Each entry has to be given again in its exact wording, and no picture may appear in the result.

· · · · ·

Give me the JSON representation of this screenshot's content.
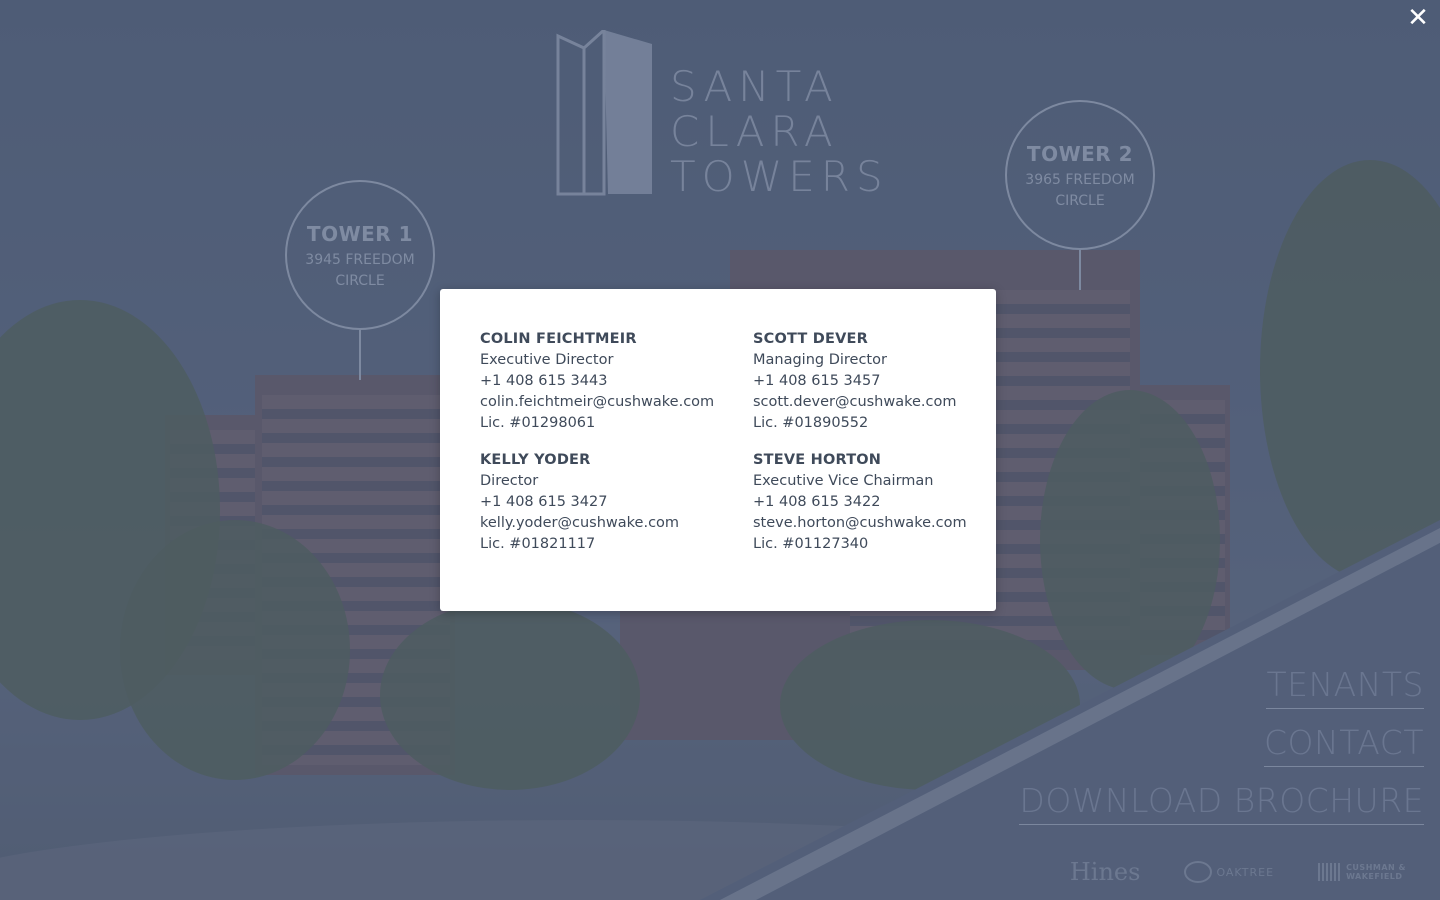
{
  "logo": {
    "lines": [
      "SANTA",
      "CLARA",
      "TOWERS"
    ]
  },
  "towers": [
    {
      "name": "TOWER 1",
      "address_line1": "3945 FREEDOM",
      "address_line2": "CIRCLE"
    },
    {
      "name": "TOWER 2",
      "address_line1": "3965 FREEDOM",
      "address_line2": "CIRCLE"
    }
  ],
  "nav": {
    "tenants": "TENANTS",
    "contact": "CONTACT",
    "download": "DOWNLOAD BROCHURE"
  },
  "partners": {
    "hines": "Hines",
    "oaktree": "OAKTREE",
    "cw_line1": "CUSHMAN &",
    "cw_line2": "WAKEFIELD"
  },
  "close": {
    "icon": "close-icon",
    "glyph": "✕"
  },
  "contacts": [
    {
      "name": "COLIN FEICHTMEIR",
      "title": "Executive Director",
      "phone": "+1 408 615 3443",
      "email": "colin.feichtmeir@cushwake.com",
      "license": "Lic. #01298061"
    },
    {
      "name": "SCOTT DEVER",
      "title": "Managing Director",
      "phone": "+1 408 615 3457",
      "email": "scott.dever@cushwake.com",
      "license": "Lic. #01890552"
    },
    {
      "name": "KELLY YODER",
      "title": "Director",
      "phone": "+1 408 615 3427",
      "email": "kelly.yoder@cushwake.com",
      "license": "Lic. #01821117"
    },
    {
      "name": "STEVE HORTON",
      "title": "Executive Vice Chairman",
      "phone": "+1 408 615 3422",
      "email": "steve.horton@cushwake.com",
      "license": "Lic. #01127340"
    }
  ],
  "colors": {
    "overlay": "#485670",
    "modal_bg": "#ffffff",
    "text": "#3f4a5a"
  }
}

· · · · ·

[Output]:
Give me the JSON representation of this screenshot's content.
{
  "logo": {
    "lines": [
      "SANTA",
      "CLARA",
      "TOWERS"
    ]
  },
  "towers": [
    {
      "name": "TOWER 1",
      "address_line1": "3945 FREEDOM",
      "address_line2": "CIRCLE"
    },
    {
      "name": "TOWER 2",
      "address_line1": "3965 FREEDOM",
      "address_line2": "CIRCLE"
    }
  ],
  "nav": {
    "tenants": "TENANTS",
    "contact": "CONTACT",
    "download": "DOWNLOAD BROCHURE"
  },
  "partners": {
    "hines": "Hines",
    "oaktree": "OAKTREE",
    "cw_line1": "CUSHMAN &",
    "cw_line2": "WAKEFIELD"
  },
  "close": {
    "icon": "close-icon",
    "glyph": "✕"
  },
  "contacts": [
    {
      "name": "COLIN FEICHTMEIR",
      "title": "Executive Director",
      "phone": "+1 408 615 3443",
      "email": "colin.feichtmeir@cushwake.com",
      "license": "Lic. #01298061"
    },
    {
      "name": "SCOTT DEVER",
      "title": "Managing Director",
      "phone": "+1 408 615 3457",
      "email": "scott.dever@cushwake.com",
      "license": "Lic. #01890552"
    },
    {
      "name": "KELLY YODER",
      "title": "Director",
      "phone": "+1 408 615 3427",
      "email": "kelly.yoder@cushwake.com",
      "license": "Lic. #01821117"
    },
    {
      "name": "STEVE HORTON",
      "title": "Executive Vice Chairman",
      "phone": "+1 408 615 3422",
      "email": "steve.horton@cushwake.com",
      "license": "Lic. #01127340"
    }
  ],
  "colors": {
    "overlay": "#485670",
    "modal_bg": "#ffffff",
    "text": "#3f4a5a"
  }
}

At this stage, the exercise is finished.